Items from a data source
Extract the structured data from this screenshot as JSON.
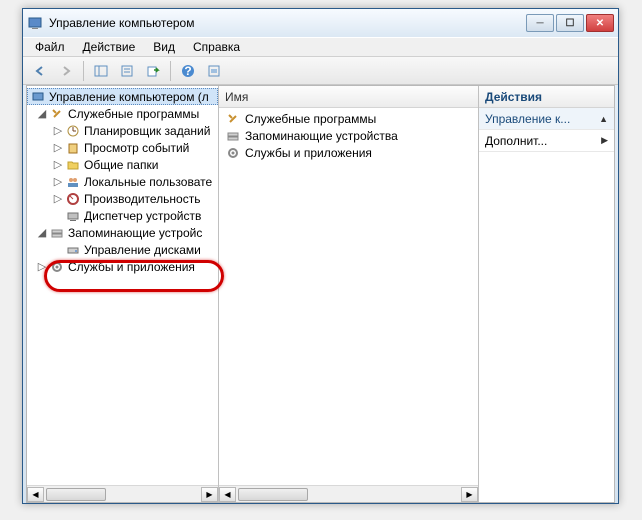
{
  "window": {
    "title": "Управление компьютером"
  },
  "menu": {
    "file": "Файл",
    "action": "Действие",
    "view": "Вид",
    "help": "Справка"
  },
  "tree": {
    "root": "Управление компьютером (л",
    "group1": "Служебные программы",
    "i1": "Планировщик заданий",
    "i2": "Просмотр событий",
    "i3": "Общие папки",
    "i4": "Локальные пользовате",
    "i5": "Производительность",
    "i6": "Диспетчер устройств",
    "group2": "Запоминающие устройс",
    "disk": "Управление дисками",
    "group3": "Службы и приложения"
  },
  "list": {
    "header": "Имя",
    "r1": "Служебные программы",
    "r2": "Запоминающие устройства",
    "r3": "Службы и приложения"
  },
  "actions": {
    "header": "Действия",
    "item1": "Управление к...",
    "item2": "Дополнит..."
  }
}
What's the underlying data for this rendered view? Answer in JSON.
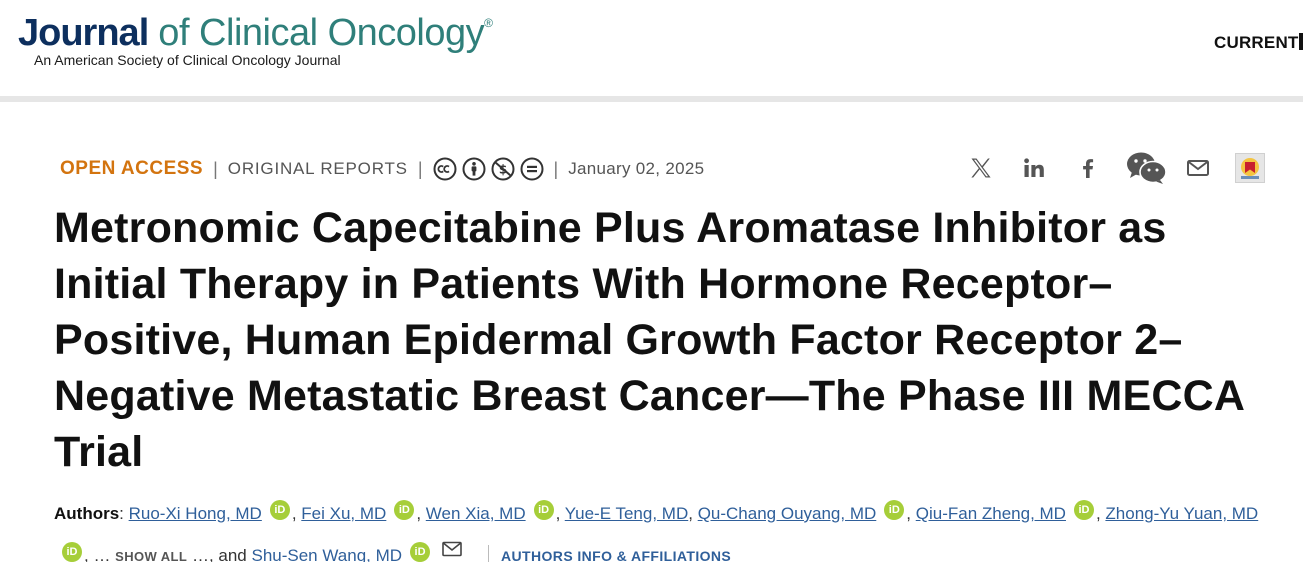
{
  "header": {
    "logo_journal": "Journal",
    "logo_rest": " of Clinical Oncology",
    "logo_reg": "®",
    "logo_subtitle": "An American Society of Clinical Oncology Journal",
    "nav_current": "CURRENT"
  },
  "meta": {
    "open_access": "OPEN ACCESS",
    "separator": "|",
    "article_type": "ORIGINAL REPORTS",
    "license_icons": [
      "cc-icon",
      "by-icon",
      "nc-icon",
      "nd-icon"
    ],
    "date": "January 02, 2025"
  },
  "share": {
    "icons": [
      "x-icon",
      "linkedin-icon",
      "facebook-icon",
      "wechat-icon",
      "email-icon",
      "mendeley-icon"
    ]
  },
  "article": {
    "title": "Metronomic Capecitabine Plus Aromatase Inhibitor as Initial Therapy in Patients With Hormone Receptor–Positive, Human Epidermal Growth Factor Receptor 2–Negative Metastatic Breast Cancer—The Phase III MECCA Trial"
  },
  "authors": {
    "label": "Authors",
    "colon": ": ",
    "comma": ", ",
    "names": [
      "Ruo-Xi Hong, MD",
      "Fei Xu, MD",
      "Wen Xia, MD",
      "Yue-E Teng, MD",
      "Qu-Chang Ouyang, MD",
      "Qiu-Fan Zheng, MD",
      "Zhong-Yu Yuan, MD",
      "Shu-Sen Wang, MD"
    ],
    "ellipsis_before": ", … ",
    "show_all": "SHOW ALL",
    "ellipsis_after": " …, and ",
    "orcid_label": "iD",
    "affiliations_link": "AUTHORS INFO & AFFILIATIONS"
  },
  "colors": {
    "open_access": "#d3740f",
    "link": "#2f5f9a",
    "logo_navy": "#0d2f5e",
    "logo_teal": "#2f7f7a",
    "orcid_green": "#a6ce39"
  }
}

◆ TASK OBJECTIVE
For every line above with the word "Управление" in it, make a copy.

◆ SOLVED PROBLEM
    "title": "Управление компьютером"
    "root": "Управление компьютером (л",
    "disk": "Управление дисками",
    "item1": "Управление к...",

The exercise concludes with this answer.